My research examines nutritional health issues in low-income population with a focus on food insecurity, food environments, healthcare utilization, program evaluation of community-based nutrition interventions, and nutrition policy. My research uses multidisciplinary approaches, and both quantitative and qualitative research methods. I have been conducting studies to better understand the extent and nature of food insecurity, to improve the capacity of food and nutrition assistance programs, and to establish research methodology and datasets to examine the nutrition issues in human services including aging services, healthcare, and public assistance to meet the needs of low-income Georgians. For more information about my research and the UGA SNAP-Ed project, visit the Community Nutrition Laboratory.
Dr. Lewis is Director of the Bone & Body Composition Laboratory at The University of Georgia and serves as principal investigator for research projects focused on osteoporosis prevention, primarily targeting pediatric populations. His laboratory investigates the roles of macro- (protein) and micronutrients (vitamin D, zinc), physical activity, and obesity on bone development during growth. Because obese children are at greater risk for fractures than normal weight children, his team examines the impact of obesity and associated cardiometabolic risks on bone quality. He utilizes numerous imaging instruments to assess bone quality such as dual energy X-ray absorptiometry (DXA), peripheral quantitative computed tomography (pQCT) and magnetic resonance imaging (MRI). The goal of his research is to discover relatively simple and inexpensive approaches to improve bone strength during growth and prevent osteoporotic fractures later in adulthood. For more information, see the Bone and Body Composition Laboratory.
My research focuses on bioactive food compounds and vitamins and their mechanisms of action on obesity and obesity-related diseases such as Non-alcoholic fatty liver disease. For more information, see the Bioactive Compounds and Health Laboratory.
My research is focused on the role of functional foods and nutritional factors that regulate metabolic activity. We are actively investigating compounds that act as ligands for DNA-binding transcription factors to alter epigenetic regulation of metabolism. We use molecular biology and biochemistry to understand how macronutrient metabolism is regulated in cell and animal models. For more information, visit the Epigenetic and Molecular Models of Metabolism Laboratory.
We are using a diverse set of biological and genetic techniques to better understand longevity, aging, and the onset of age-associated diseases such as cardiovascular disease and cancer. Our studies are conducted in mice, which are exceptional models because they share a high degree of genetic similarity with humans, exhibit short life spans, and enable investigators to efficiently control environmental factors - among them is diet. The long-term goals of our research are to enhance knowledge of aging as a biological process and to develop novel interventions that promote healthy longevity. For more information, see the Mechanisms of Aging and Longevity Laboratory.

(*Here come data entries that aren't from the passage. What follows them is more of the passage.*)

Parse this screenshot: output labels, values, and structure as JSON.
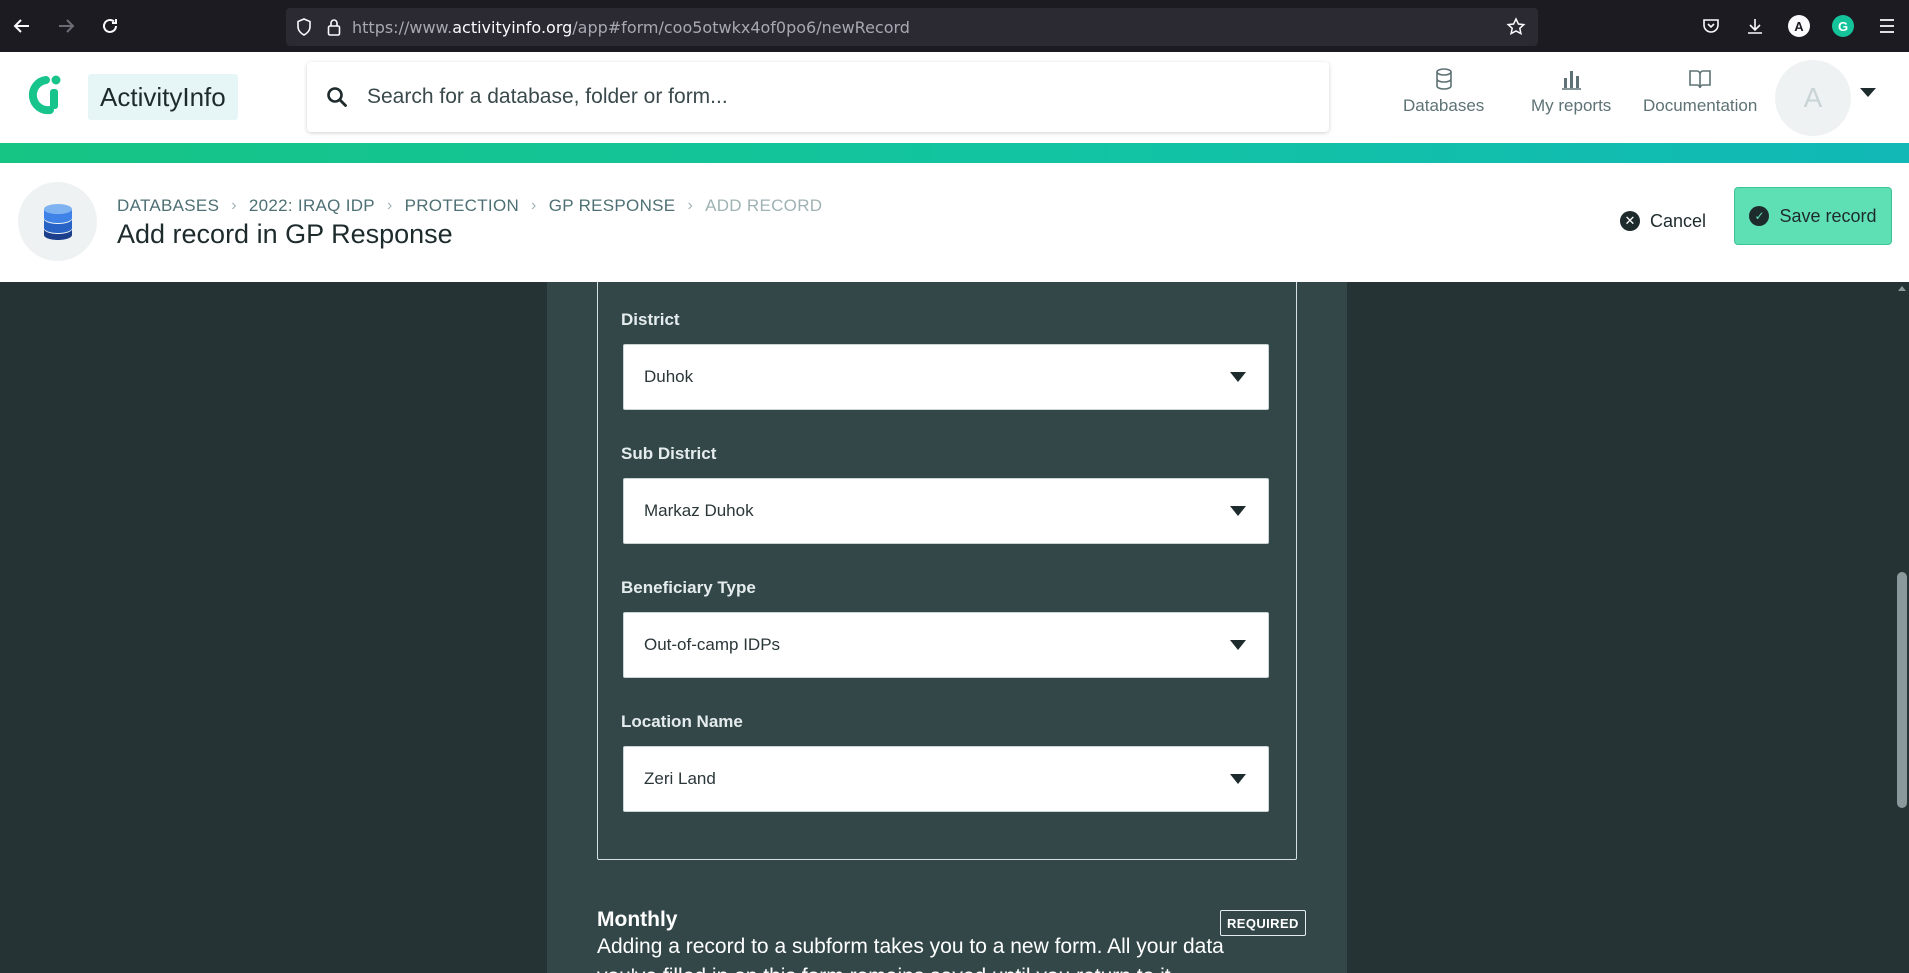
{
  "browser": {
    "url_prefix": "https://www.",
    "url_host": "activityinfo.org",
    "url_path": "/app#form/coo5otwkx4of0po6/newRecord",
    "profile_initial": "A",
    "extension_initial": "G"
  },
  "header": {
    "brand": "ActivityInfo",
    "search_placeholder": "Search for a database, folder or form...",
    "nav": [
      {
        "label": "Databases",
        "icon": "database-icon"
      },
      {
        "label": "My reports",
        "icon": "bar-chart-icon"
      },
      {
        "label": "Documentation",
        "icon": "book-icon"
      }
    ],
    "user_initial": "A"
  },
  "page": {
    "breadcrumb": [
      "DATABASES",
      "2022: IRAQ IDP",
      "PROTECTION",
      "GP RESPONSE",
      "ADD RECORD"
    ],
    "title": "Add record in GP Response",
    "cancel_label": "Cancel",
    "save_label": "Save record"
  },
  "form": {
    "fields": [
      {
        "label": "District",
        "value": "Duhok"
      },
      {
        "label": "Sub District",
        "value": "Markaz Duhok"
      },
      {
        "label": "Beneficiary Type",
        "value": "Out-of-camp IDPs"
      },
      {
        "label": "Location Name",
        "value": "Zeri Land"
      }
    ],
    "subform": {
      "title": "Monthly",
      "badge": "REQUIRED",
      "description": "Adding a record to a subform takes you to a new form. All your data you've filled in on this form remains saved until you return to it."
    }
  },
  "colors": {
    "accent": "#16c484",
    "save_button": "#5fe0b4",
    "page_background": "#263335",
    "form_background": "#334749"
  }
}
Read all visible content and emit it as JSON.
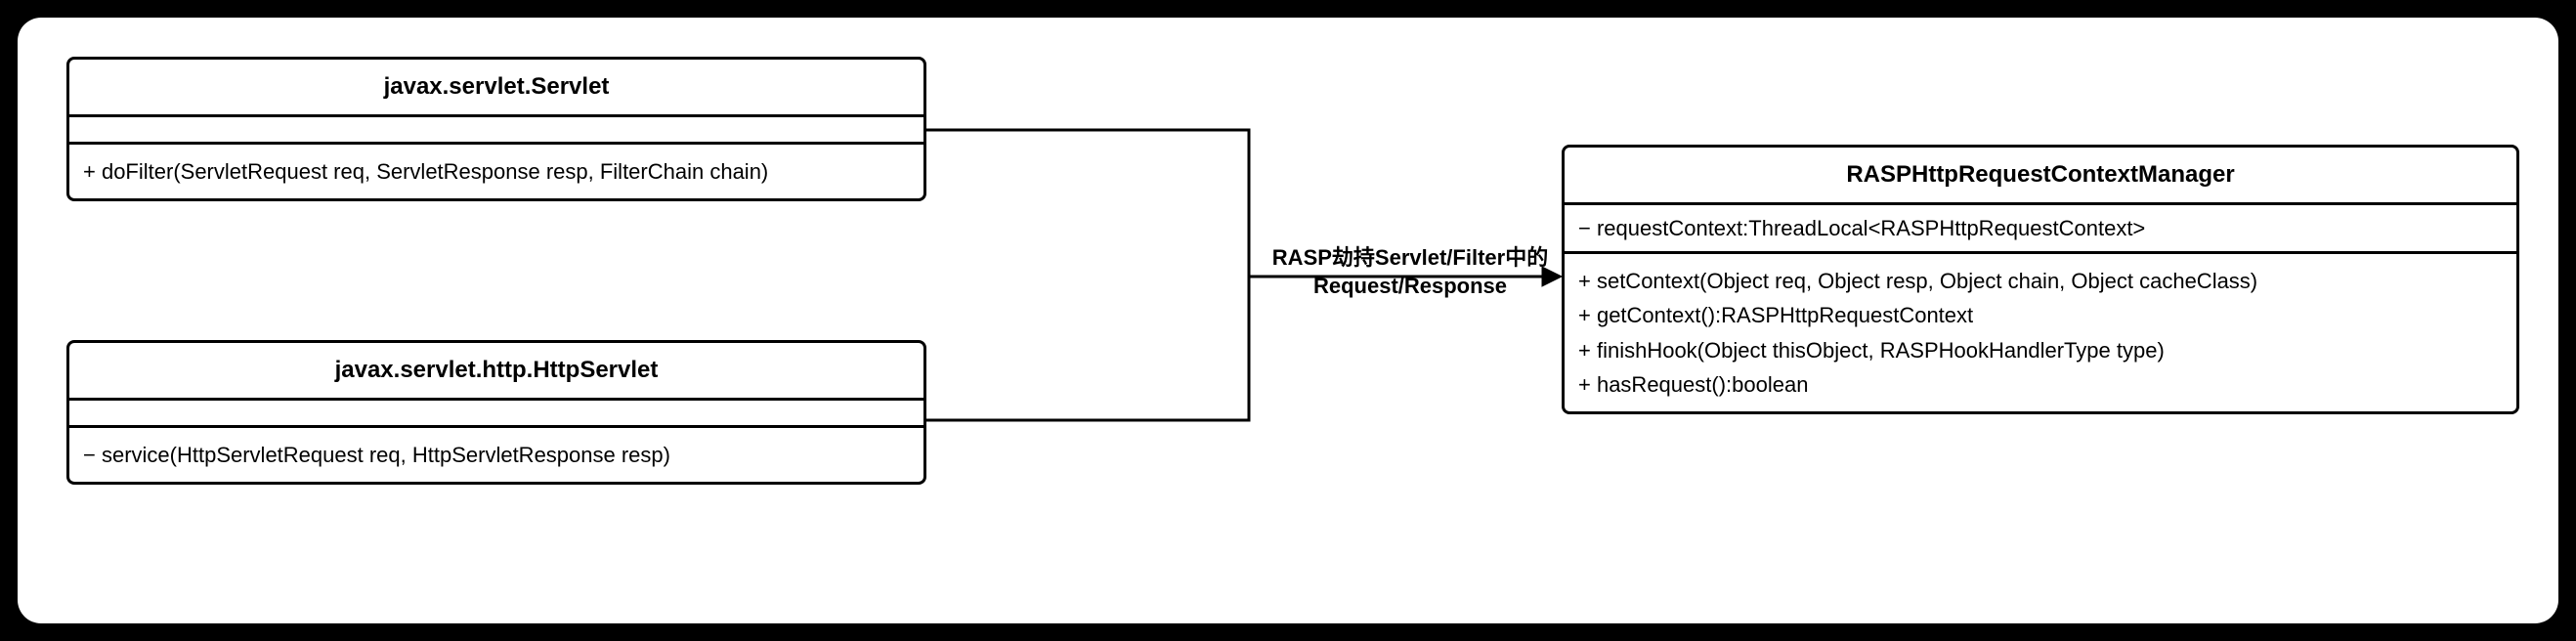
{
  "classes": {
    "servlet": {
      "name": "javax.servlet.Servlet",
      "attributes": [],
      "operations": [
        "+ doFilter(ServletRequest req, ServletResponse resp, FilterChain chain)"
      ]
    },
    "httpservlet": {
      "name": "javax.servlet.http.HttpServlet",
      "attributes": [],
      "operations": [
        "− service(HttpServletRequest req, HttpServletResponse resp)"
      ]
    },
    "rasp": {
      "name": "RASPHttpRequestContextManager",
      "attributes": [
        "− requestContext:ThreadLocal<RASPHttpRequestContext>"
      ],
      "operations": [
        "+ setContext(Object req, Object resp, Object chain, Object cacheClass)",
        "+ getContext():RASPHttpRequestContext",
        "+ finishHook(Object thisObject, RASPHookHandlerType type)",
        "+ hasRequest():boolean"
      ]
    }
  },
  "edge_label": {
    "line1": "RASP劫持Servlet/Filter中的",
    "line2": "Request/Response"
  }
}
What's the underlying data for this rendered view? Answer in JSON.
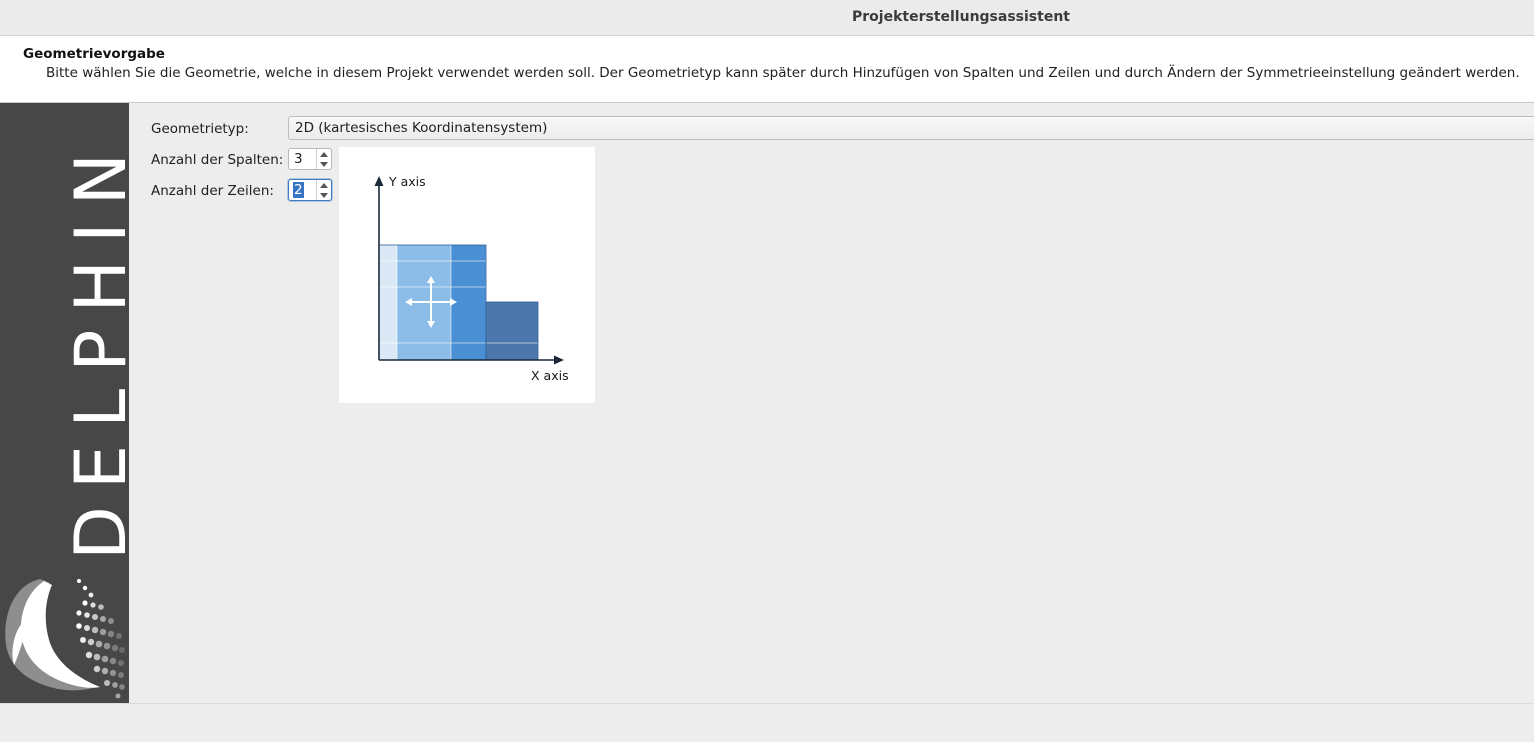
{
  "window": {
    "title": "Projekterstellungsassistent"
  },
  "header": {
    "title": "Geometrievorgabe",
    "description": "Bitte wählen Sie die Geometrie, welche in diesem Projekt verwendet werden soll. Der Geometrietyp kann später durch Hinzufügen von Spalten und Zeilen und durch Ändern der Symmetrieeinstellung geändert werden."
  },
  "sidebar": {
    "logo_text": "DELPHIN"
  },
  "form": {
    "geometry_type_label": "Geometrietyp:",
    "geometry_type_value": "2D (kartesisches Koordinatensystem)",
    "columns_label": "Anzahl der Spalten:",
    "columns_value": "3",
    "rows_label": "Anzahl der Zeilen:",
    "rows_value": "2"
  },
  "diagram": {
    "y_axis_label": "Y axis",
    "x_axis_label": "X axis"
  },
  "colors": {
    "sidebar": "#474747",
    "header_bg": "#ffffff",
    "window_bg": "#ededed",
    "focus": "#3874c4",
    "cell_light": "#dbe9f6",
    "cell_mid": "#8cbde8",
    "cell_blue": "#4a8fd3",
    "cell_dark": "#4b77ac"
  }
}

Dr. Sattler has an international background in pharmacy, nutrition, and aging, and conducts patient-oriented research aimed at understanding and improving disparities in cardiovascular health, and interdisciplinary approaches to CVD disease prevention and management at large. Research methodologies used in her lab include epidemiological studies and clinical trials.